All of my important encounters have been Circle Creek encounters.
It began with meeting Neal Maine in 2004. I had moved to the North Coast to work for the Oregon Department of Fish and Wildlife doing salmon surveys. I was curious about whether salmon spawned in Cannon Beach’s Ecola Creek, and when I asked, the answer I kept getting was, “You need to meet Neal Maine.” It took some months to connect with him; as the part-time director of North Coast Land Conservancy, Neal was in the midst of acquiring Circle Creek. Eventually we connected, and Neal suggested we meet out at Circle Creek. What I thought would be a brief conversation turned into a two-hour walk.
We strolled into the pasture where cows were still grazing. He showed me the trees that volunteers had already planted above the riverbank. He showed me some beaver dams, and we saw little fish in the creeks. He explained how private land conservation works. He talked about his own background as a high school biology teacher-turned-conservationist. I talked about my background: I had studied biology in college, thinking that I would become a naturalist, not understanding that that naturalist wasn’t really a contemporary career path. We walked into the two-story house that was becoming NCLC’s office. On the spot, Neal offered me a job, creating a management plan for Circle Creek.
It turned out that naturalist would, in fact, be my career path.
Ultimately I became NCLC’s first stewardship director, and then its second executive director, after Neal retired in 2008. I had just given birth to my second child when, in 2012, that two-story house-turned-office burned to the ground, and I got to witness NCLC rising from the embers, stronger than ever. In 2016 NCLC acquired Boneyard Ridge, which together with Circle Creek and adjacent state park land created an epic 3,500-acre conservation corridor on Tillamook Head.

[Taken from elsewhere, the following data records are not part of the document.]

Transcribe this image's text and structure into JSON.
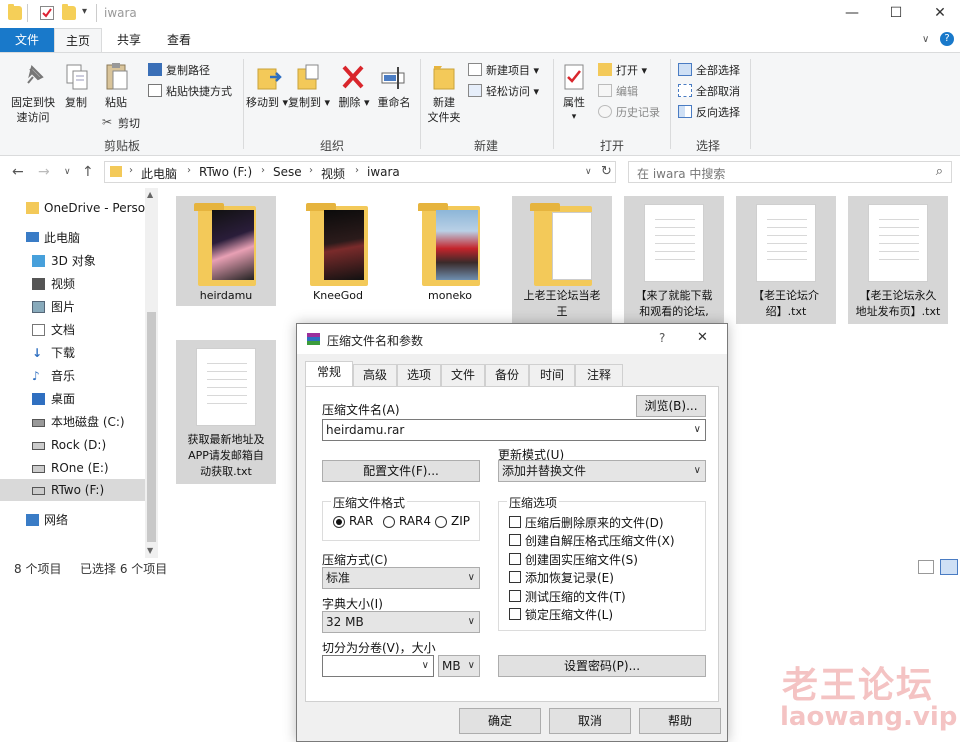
{
  "window": {
    "title": "iwara",
    "controls": {
      "minimize": "—",
      "maximize": "☐",
      "close": "✕"
    }
  },
  "ribbon_tabs": [
    "文件",
    "主页",
    "共享",
    "查看"
  ],
  "ribbon": {
    "clipboard": {
      "label": "剪贴板",
      "pin": "固定到快速访问",
      "pin_l1": "固定到快",
      "pin_l2": "速访问",
      "copy": "复制",
      "paste": "粘贴",
      "copy_path": "复制路径",
      "paste_shortcut": "粘贴快捷方式",
      "cut": "剪切"
    },
    "organize": {
      "label": "组织",
      "move_to": "移动到",
      "copy_to": "复制到",
      "delete": "删除",
      "rename": "重命名"
    },
    "new": {
      "label": "新建",
      "new_folder_l1": "新建",
      "new_folder_l2": "文件夹",
      "new_item": "新建项目",
      "easy_access": "轻松访问"
    },
    "open": {
      "label": "打开",
      "properties": "属性",
      "open": "打开",
      "edit": "编辑",
      "history": "历史记录"
    },
    "select": {
      "label": "选择",
      "select_all": "全部选择",
      "select_none": "全部取消",
      "invert": "反向选择"
    }
  },
  "address": {
    "crumbs": [
      "此电脑",
      "RTwo (F:)",
      "Sese",
      "视频",
      "iwara"
    ],
    "search_placeholder": "在 iwara 中搜索"
  },
  "sidebar": {
    "items": [
      {
        "label": "OneDrive - Personal",
        "icon": "onedrive-folder-icon"
      },
      {
        "label": "此电脑",
        "icon": "computer-icon"
      },
      {
        "label": "3D 对象",
        "icon": "3d-objects-icon"
      },
      {
        "label": "视频",
        "icon": "video-icon"
      },
      {
        "label": "图片",
        "icon": "pictures-icon"
      },
      {
        "label": "文档",
        "icon": "documents-icon"
      },
      {
        "label": "下载",
        "icon": "download-icon"
      },
      {
        "label": "音乐",
        "icon": "music-icon"
      },
      {
        "label": "桌面",
        "icon": "desktop-icon"
      },
      {
        "label": "本地磁盘 (C:)",
        "icon": "drive-icon"
      },
      {
        "label": "Rock (D:)",
        "icon": "drive-icon"
      },
      {
        "label": "ROne (E:)",
        "icon": "drive-icon"
      },
      {
        "label": "RTwo (F:)",
        "icon": "drive-icon"
      },
      {
        "label": "网络",
        "icon": "network-icon"
      }
    ]
  },
  "files": [
    {
      "name": "heirdamu",
      "type": "folder",
      "selected": true
    },
    {
      "name": "KneeGod",
      "type": "folder",
      "selected": false
    },
    {
      "name": "moneko",
      "type": "folder",
      "selected": false
    },
    {
      "name_l1": "上老王论坛当老",
      "name_l2": "王",
      "type": "folder",
      "selected": true
    },
    {
      "name_l1": "【来了就能下载",
      "name_l2": "和观看的论坛,",
      "type": "txt",
      "selected": true
    },
    {
      "name_l1": "【老王论坛介",
      "name_l2": "绍】.txt",
      "type": "txt",
      "selected": true
    },
    {
      "name_l1": "【老王论坛永久",
      "name_l2": "地址发布页】.txt",
      "type": "txt",
      "selected": true
    },
    {
      "name_l1": "获取最新地址及",
      "name_l2": "APP请发邮箱自",
      "name_l3": "动获取.txt",
      "type": "txt",
      "selected": true
    }
  ],
  "status": {
    "count": "8 个项目",
    "selected": "已选择 6 个项目"
  },
  "dialog": {
    "title": "压缩文件名和参数",
    "help": "?",
    "close": "✕",
    "tabs": [
      "常规",
      "高级",
      "选项",
      "文件",
      "备份",
      "时间",
      "注释"
    ],
    "archive_name_label": "压缩文件名(A)",
    "browse": "浏览(B)...",
    "archive_name": "heirdamu.rar",
    "profiles": "配置文件(F)...",
    "update_mode_label": "更新模式(U)",
    "update_mode": "添加并替换文件",
    "format_label": "压缩文件格式",
    "formats": [
      "RAR",
      "RAR4",
      "ZIP"
    ],
    "format_selected": "RAR",
    "method_label": "压缩方式(C)",
    "method": "标准",
    "dict_label": "字典大小(I)",
    "dict": "32 MB",
    "split_label": "切分为分卷(V)，大小",
    "split_value": "",
    "split_unit": "MB",
    "options_label": "压缩选项",
    "options": [
      "压缩后删除原来的文件(D)",
      "创建自解压格式压缩文件(X)",
      "创建固实压缩文件(S)",
      "添加恢复记录(E)",
      "测试压缩的文件(T)",
      "锁定压缩文件(L)"
    ],
    "password": "设置密码(P)...",
    "ok": "确定",
    "cancel": "取消",
    "help_btn": "帮助"
  },
  "watermark": {
    "line1": "老王论坛",
    "line2": "laowang.vip"
  },
  "colors": {
    "accent": "#1979ca",
    "selection": "#d6d6d6",
    "folder": "#f3c959",
    "watermark": "#f4c3c3"
  }
}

Circle Creek was where we cut our teeth as a land conservancy, learning how to acquire and then steward large, precious coastal properties. The project we’re currently focused on, conserving the Rainforest Reserve, is nearly ten times the size of Circle Creek. Without Circle Creek, we’d wouldn’t be where we are today. I’m so grateful to Neal and those board members who had the vision and courage to take the leap back in 2004. Thanks to them, we can look forward to many more Circle Creek encounters in the years to come.
NCLC Executive Director Katie Voelke